As a teenager, I discovered in classes like algebra and Latin that I could do well on tests without doing the homework. In college, I tested out of enough classes that I graduated a year early. As I review my life, I want to give my younger self some sage words of advice based on my experiences. My experiences in Latin and algebra differed somewhat. In both, my test scores were the best in my class, but my grades were not, because I was not doing the homework assignments. The algebra teacher would not budge on her insistence that it was not fair to other students to exempt me from homework, but after twelve weeks, gave me a path to redemption – completing all eighteen weeks of homework in the final six weeks of the semester. I tackled the arduous challenge and achieved the goal. My more mature self wishes that my younger self had taken that lesson to heart – do the homework. Innate intelligence and natural ability do not always suffice – careful study and hard practice are keys to success.
In regard to this, I would also advise teenage Michael to read and meditate on Psalm 119:33-40. The Psalmist prays for understanding and instruction. He wants direction; he fears disgrace. He prays:
“Teach me, LORD, the way of your decrees, that I may follow it to the end. Give me understanding, so that I may keep your law and obey it with all my heart. Direct me in the path of your commands, for there I find delight” (Psalm 119:33-35).
As he prays, he discloses his awareness that some choices distract from achieving his goal of pleasing God. Focusing on swift satisfaction and pleasure may close doors to enduring achievement and the sense of work well done. Chasing after metaphorical squirrels may give momentary pleasure, but only increase frustration when trivial pursuits don’t result in wisdom. His prayer continues,
“Turn my heart toward your statutes and not toward selfish gain. Turn my eyes away from worthless things; preserve my life according to your word” (Psalm 119:36-37).
In my thirties, I was commissioned as an Army officer and suddenly had to meet a standard in an area where I had less skill – running. I realized soon that I had to run farther and more frequently for practice than other soldiers whom I knew if I were to pass the required physical fitness test.
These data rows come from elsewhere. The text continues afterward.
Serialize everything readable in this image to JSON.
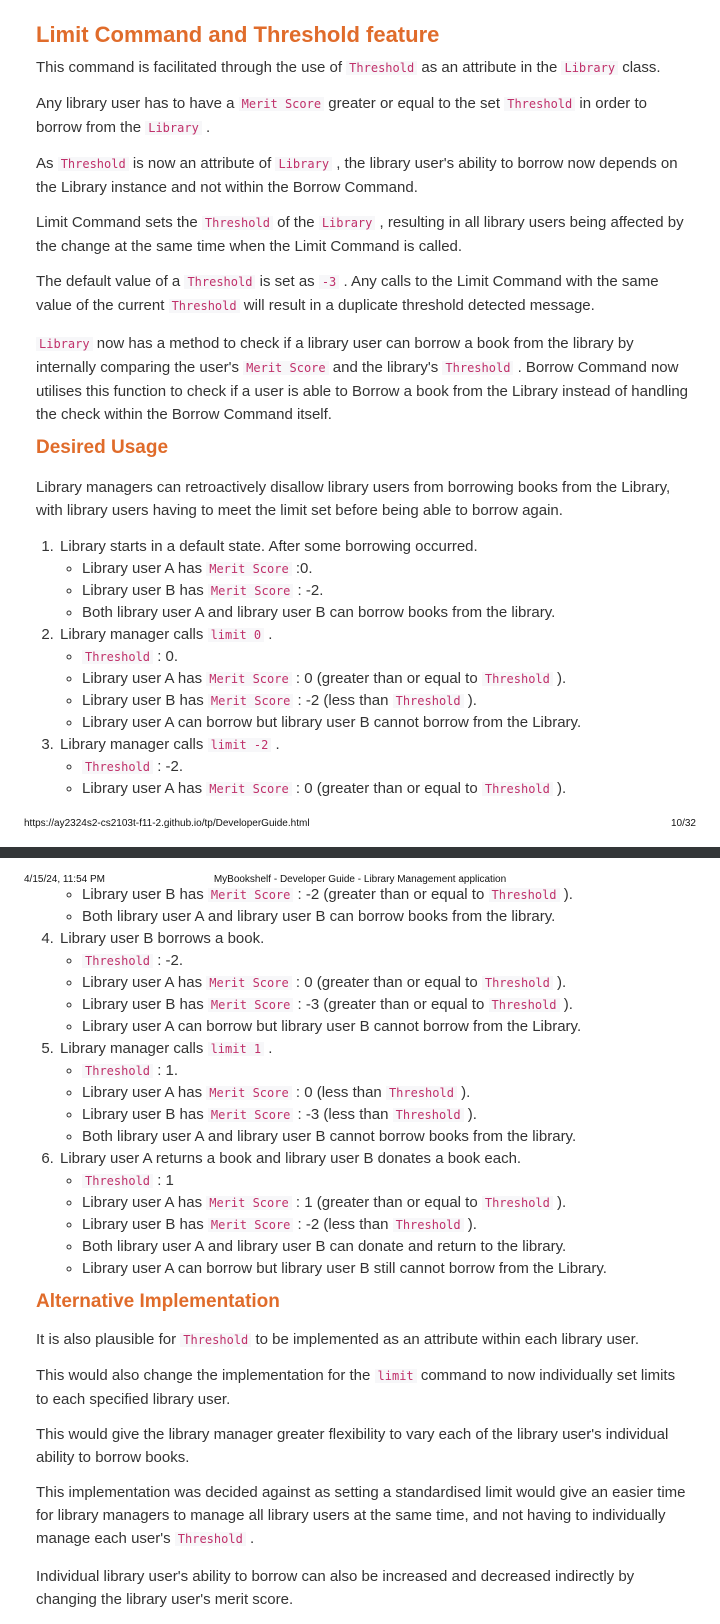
{
  "page1": {
    "heading_limit": "Limit Command and Threshold feature",
    "p1": [
      "This command is facilitated through the use of ",
      "Threshold",
      " as an attribute in the ",
      "Library",
      " class."
    ],
    "p2": [
      "Any library user has to have a ",
      "Merit Score",
      " greater or equal to the set ",
      "Threshold",
      " in order to borrow from the ",
      "Library",
      " ."
    ],
    "p3": [
      "As ",
      "Threshold",
      " is now an attribute of ",
      "Library",
      " , the library user's ability to borrow now depends on the Library instance and not within the Borrow Command."
    ],
    "p4": [
      "Limit Command sets the ",
      "Threshold",
      " of the ",
      "Library",
      " , resulting in all library users being affected by the change at the same time when the Limit Command is called."
    ],
    "p5": [
      "The default value of a ",
      "Threshold",
      " is set as ",
      "-3",
      " . Any calls to the Limit Command with the same value of the current ",
      "Threshold",
      " will result in a duplicate threshold detected message."
    ],
    "p6": [
      "Library",
      " now has a method to check if a library user can borrow a book from the library by internally comparing the user's ",
      "Merit Score",
      " and the library's ",
      "Threshold",
      " . Borrow Command now utilises this function to check if a user is able to Borrow a book from the Library instead of handling the check within the Borrow Command itself."
    ],
    "heading_desired": "Desired Usage",
    "p7": "Library managers can retroactively disallow library users from borrowing books from the Library, with library users having to meet the limit set before being able to borrow again.",
    "step1": "Library starts in a default state. After some borrowing occurred.",
    "step1_a": [
      "Library user A has ",
      "Merit Score",
      " :0."
    ],
    "step1_b": [
      "Library user B has ",
      "Merit Score",
      " : -2."
    ],
    "step1_c": "Both library user A and library user B can borrow books from the library.",
    "step2": [
      "Library manager calls ",
      "limit 0",
      " ."
    ],
    "step2_a": [
      "Threshold",
      " : 0."
    ],
    "step2_b": [
      "Library user A has ",
      "Merit Score",
      " : 0 (greater than or equal to ",
      "Threshold",
      " )."
    ],
    "step2_c": [
      "Library user B has ",
      "Merit Score",
      " : -2 (less than ",
      "Threshold",
      " )."
    ],
    "step2_d": "Library user A can borrow but library user B cannot borrow from the Library.",
    "step3": [
      "Library manager calls ",
      "limit -2",
      " ."
    ],
    "step3_a": [
      "Threshold",
      " : -2."
    ],
    "step3_b": [
      "Library user A has ",
      "Merit Score",
      " : 0 (greater than or equal to ",
      "Threshold",
      " )."
    ],
    "footer_url": "https://ay2324s2-cs2103t-f11-2.github.io/tp/DeveloperGuide.html",
    "footer_page": "10/32"
  },
  "page2": {
    "header_date": "4/15/24, 11:54 PM",
    "header_title": "MyBookshelf - Developer Guide - Library Management application",
    "step3_c": [
      "Library user B has ",
      "Merit Score",
      " : -2 (greater than or equal to ",
      "Threshold",
      " )."
    ],
    "step3_d": "Both library user A and library user B can borrow books from the library.",
    "step4": "Library user B borrows a book.",
    "step4_a": [
      "Threshold",
      " : -2."
    ],
    "step4_b": [
      "Library user A has ",
      "Merit Score",
      " : 0 (greater than or equal to ",
      "Threshold",
      " )."
    ],
    "step4_c": [
      "Library user B has ",
      "Merit Score",
      " : -3 (greater than or equal to ",
      "Threshold",
      " )."
    ],
    "step4_d": "Library user A can borrow but library user B cannot borrow from the Library.",
    "step5": [
      "Library manager calls ",
      "limit 1",
      " ."
    ],
    "step5_a": [
      "Threshold",
      " : 1."
    ],
    "step5_b": [
      "Library user A has ",
      "Merit Score",
      " : 0 (less than ",
      "Threshold",
      " )."
    ],
    "step5_c": [
      "Library user B has ",
      "Merit Score",
      " : -3 (less than ",
      "Threshold",
      " )."
    ],
    "step5_d": "Both library user A and library user B cannot borrow books from the library.",
    "step6": "Library user A returns a book and library user B donates a book each.",
    "step6_a": [
      "Threshold",
      " : 1"
    ],
    "step6_b": [
      "Library user A has ",
      "Merit Score",
      " : 1 (greater than or equal to ",
      "Threshold",
      " )."
    ],
    "step6_c": [
      "Library user B has ",
      "Merit Score",
      " : -2 (less than ",
      "Threshold",
      " )."
    ],
    "step6_d": "Both library user A and library user B can donate and return to the library.",
    "step6_e": "Library user A can borrow but library user B still cannot borrow from the Library.",
    "heading_alt": "Alternative Implementation",
    "a1": [
      "It is also plausible for ",
      "Threshold",
      " to be implemented as an attribute within each library user."
    ],
    "a2": [
      "This would also change the implementation for the ",
      "limit",
      " command to now individually set limits to each specified library user."
    ],
    "a3": "This would give the library manager greater flexibility to vary each of the library user's individual ability to borrow books.",
    "a4": [
      "This implementation was decided against as setting a standardised limit would give an easier time for library managers to manage all library users at the same time, and not having to individually manage each user's ",
      "Threshold",
      " ."
    ],
    "a5": "Individual library user's ability to borrow can also be increased and decreased indirectly by changing the library user's merit score."
  }
}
In my sixties, I take more notes when reading than ever before, because a formerly almost photographic memory sometimes betrays me. I have learned that “doing homework” lays foundations on which I can build in the future.
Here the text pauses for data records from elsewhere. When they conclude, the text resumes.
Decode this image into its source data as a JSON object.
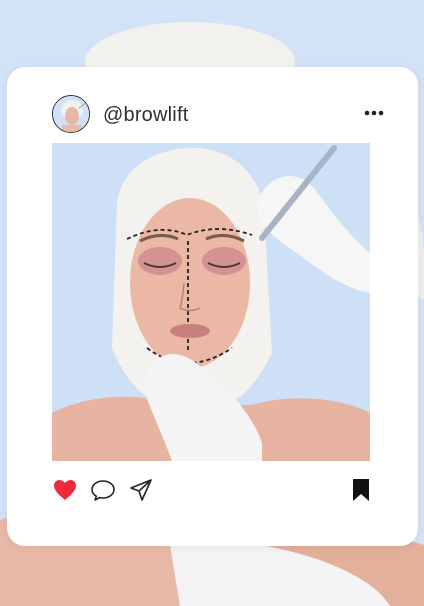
{
  "post": {
    "username": "@browlift",
    "liked": true,
    "saved": true
  },
  "icons": {
    "more": "more-dots-icon",
    "like": "heart-icon",
    "comment": "comment-bubble-icon",
    "share": "send-paper-plane-icon",
    "save": "bookmark-icon"
  },
  "colors": {
    "background": "#d3e2f6",
    "card": "#ffffff",
    "like_red": "#f0293c",
    "icon_dark": "#222222"
  }
}
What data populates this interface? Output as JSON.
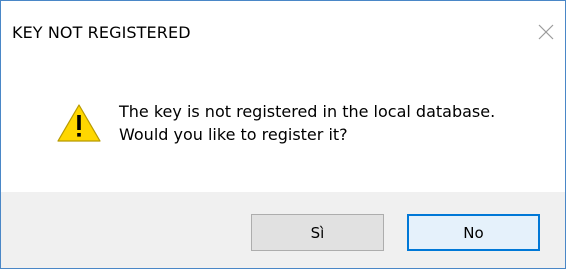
{
  "dialog": {
    "title": "KEY NOT REGISTERED",
    "close_icon": "close-icon",
    "icon": "warning-icon",
    "message_line1": "The key is not registered in the local database.",
    "message_line2": "Would you like to register it?"
  },
  "buttons": {
    "yes_label": "Sì",
    "no_label": "No"
  },
  "colors": {
    "border": "#4a87c7",
    "footer": "#f0f0f0",
    "warning_fill": "#ffd700",
    "focus_border": "#0078d7"
  }
}
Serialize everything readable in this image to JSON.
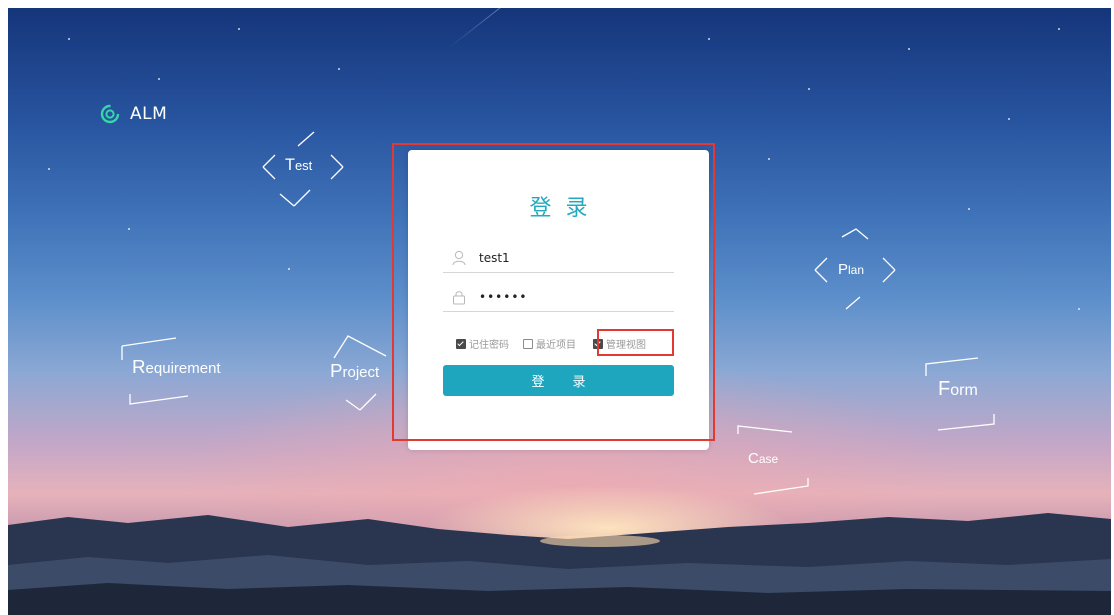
{
  "app": {
    "name": "ALM"
  },
  "floating_tags": {
    "test": {
      "initial": "T",
      "rest": "est"
    },
    "plan": {
      "initial": "P",
      "rest": "lan"
    },
    "requirement": {
      "initial": "R",
      "rest": "equirement"
    },
    "project": {
      "initial": "P",
      "rest": "roject"
    },
    "form": {
      "initial": "F",
      "rest": "orm"
    },
    "case": {
      "initial": "C",
      "rest": "ase"
    }
  },
  "login": {
    "title": "登录",
    "username": {
      "value": "test1",
      "icon": "user-icon"
    },
    "password": {
      "value": "••••••",
      "icon": "lock-icon"
    },
    "options": [
      {
        "label": "记住密码",
        "checked": true
      },
      {
        "label": "最近项目",
        "checked": false
      },
      {
        "label": "管理视图",
        "checked": true
      }
    ],
    "submit_label": "登录"
  },
  "colors": {
    "accent": "#1fa6bf",
    "title": "#25a9c0",
    "highlight": "#e23a33"
  }
}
The prayer of the Psalmist ends with a realization that I too have learned: Laws and commands that seem irksome and unnecessary in fact contribute to longer and more enjoyable life. Focus, direction, and discipline in spiritual matters produce benefits in all areas of life. As the Psalmist implies with his prayer, trust in and following the source of the laws. Awareness of his purposes develops skill in knowing how to obey the commands, in knowing why the precepts give life. He prays in anticipation of salvation and life, an anticipation he shared with the heroes of faith in Hebrews chapter 11. He prays:
“Fulfill your promise to your servant, so that you may be feared. Take away the disgrace I dread, for your laws are good. How I long for your precepts! In your righteousness preserve my life” (Psalm 119:38-40).
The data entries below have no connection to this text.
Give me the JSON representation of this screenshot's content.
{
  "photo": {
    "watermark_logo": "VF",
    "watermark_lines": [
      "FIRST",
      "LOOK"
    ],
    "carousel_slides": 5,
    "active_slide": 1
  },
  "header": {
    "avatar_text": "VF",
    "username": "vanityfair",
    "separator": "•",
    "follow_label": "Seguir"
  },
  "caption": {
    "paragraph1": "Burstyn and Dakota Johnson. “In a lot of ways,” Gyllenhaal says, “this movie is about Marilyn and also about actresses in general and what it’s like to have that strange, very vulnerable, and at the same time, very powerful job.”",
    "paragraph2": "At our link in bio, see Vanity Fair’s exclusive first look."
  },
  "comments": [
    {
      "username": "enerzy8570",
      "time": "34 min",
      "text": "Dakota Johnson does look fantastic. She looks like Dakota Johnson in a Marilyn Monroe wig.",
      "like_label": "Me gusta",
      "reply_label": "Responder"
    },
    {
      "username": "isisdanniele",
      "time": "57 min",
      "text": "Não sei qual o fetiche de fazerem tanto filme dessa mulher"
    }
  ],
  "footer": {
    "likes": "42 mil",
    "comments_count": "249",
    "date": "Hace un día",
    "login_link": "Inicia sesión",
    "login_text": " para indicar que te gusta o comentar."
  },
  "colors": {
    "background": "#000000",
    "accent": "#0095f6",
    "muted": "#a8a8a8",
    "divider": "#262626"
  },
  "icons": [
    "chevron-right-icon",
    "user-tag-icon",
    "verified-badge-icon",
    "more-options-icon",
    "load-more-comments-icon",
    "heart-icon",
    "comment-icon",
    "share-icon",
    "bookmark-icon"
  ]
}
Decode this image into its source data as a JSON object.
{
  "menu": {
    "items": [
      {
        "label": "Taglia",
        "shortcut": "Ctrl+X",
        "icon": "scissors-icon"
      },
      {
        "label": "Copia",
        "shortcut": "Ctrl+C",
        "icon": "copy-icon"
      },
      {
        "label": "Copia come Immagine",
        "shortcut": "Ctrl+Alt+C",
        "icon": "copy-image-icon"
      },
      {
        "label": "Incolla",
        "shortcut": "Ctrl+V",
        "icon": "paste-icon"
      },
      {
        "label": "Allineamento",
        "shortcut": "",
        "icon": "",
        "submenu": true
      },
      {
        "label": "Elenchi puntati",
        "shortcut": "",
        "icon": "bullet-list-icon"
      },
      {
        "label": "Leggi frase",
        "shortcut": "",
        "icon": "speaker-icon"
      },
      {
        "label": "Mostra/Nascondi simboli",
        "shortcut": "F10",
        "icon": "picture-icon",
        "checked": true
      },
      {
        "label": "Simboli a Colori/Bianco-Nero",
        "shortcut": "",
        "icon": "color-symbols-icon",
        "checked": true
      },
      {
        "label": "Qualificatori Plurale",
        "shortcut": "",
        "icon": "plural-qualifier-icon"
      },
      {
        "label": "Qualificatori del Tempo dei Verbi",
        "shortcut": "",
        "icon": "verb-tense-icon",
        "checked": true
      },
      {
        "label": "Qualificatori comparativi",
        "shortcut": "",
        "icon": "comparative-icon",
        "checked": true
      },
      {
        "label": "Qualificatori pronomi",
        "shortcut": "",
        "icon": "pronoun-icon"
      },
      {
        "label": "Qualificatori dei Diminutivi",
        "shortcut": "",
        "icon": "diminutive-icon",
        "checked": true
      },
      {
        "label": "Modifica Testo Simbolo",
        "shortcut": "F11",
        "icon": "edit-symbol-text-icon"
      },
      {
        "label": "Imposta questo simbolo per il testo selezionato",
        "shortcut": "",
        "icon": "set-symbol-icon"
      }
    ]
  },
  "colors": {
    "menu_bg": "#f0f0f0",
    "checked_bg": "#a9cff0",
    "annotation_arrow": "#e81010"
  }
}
Awareness surfaces in the final verses of the prayer. The purpose of life is glorifying God and living out his righteousness. Because God is righteous, he keeps his promises. So we pray with the Psalmist that God will give us understanding, that he will direct us, that he will turn our hearts towards himself and his will. I would remind my teenage self also that the verses that follow the recounting of the faith heroes’ search for an enduring city teach us to fix our eyes on Jesus, the author and perfecter of our faith, and that God disciplines those whom he loves, so that his discipline may produce “a harvest of righteousness and peace for those who have been trained by it” (Hebrews 12:1-8).
- Quotes from the Bible are from the New International Version 2011.
O God who creates and who loves, we thank you for skills you have given us and the ability to learn from our experiences. We pray that we may understand the lessons that we learn and may implement them in ways that please you and glorify you. We pray for our children and our grandchildren, that they too may learn from your love and grow in understanding of your will. Shield us from the bitterness that accompanies disappointment. Grant us the wisdom to discern what is worthless and a distraction from your will for our lives. May we keep our focus on Jesus, the author and perfecter of our faith, in whose name we pray, amen.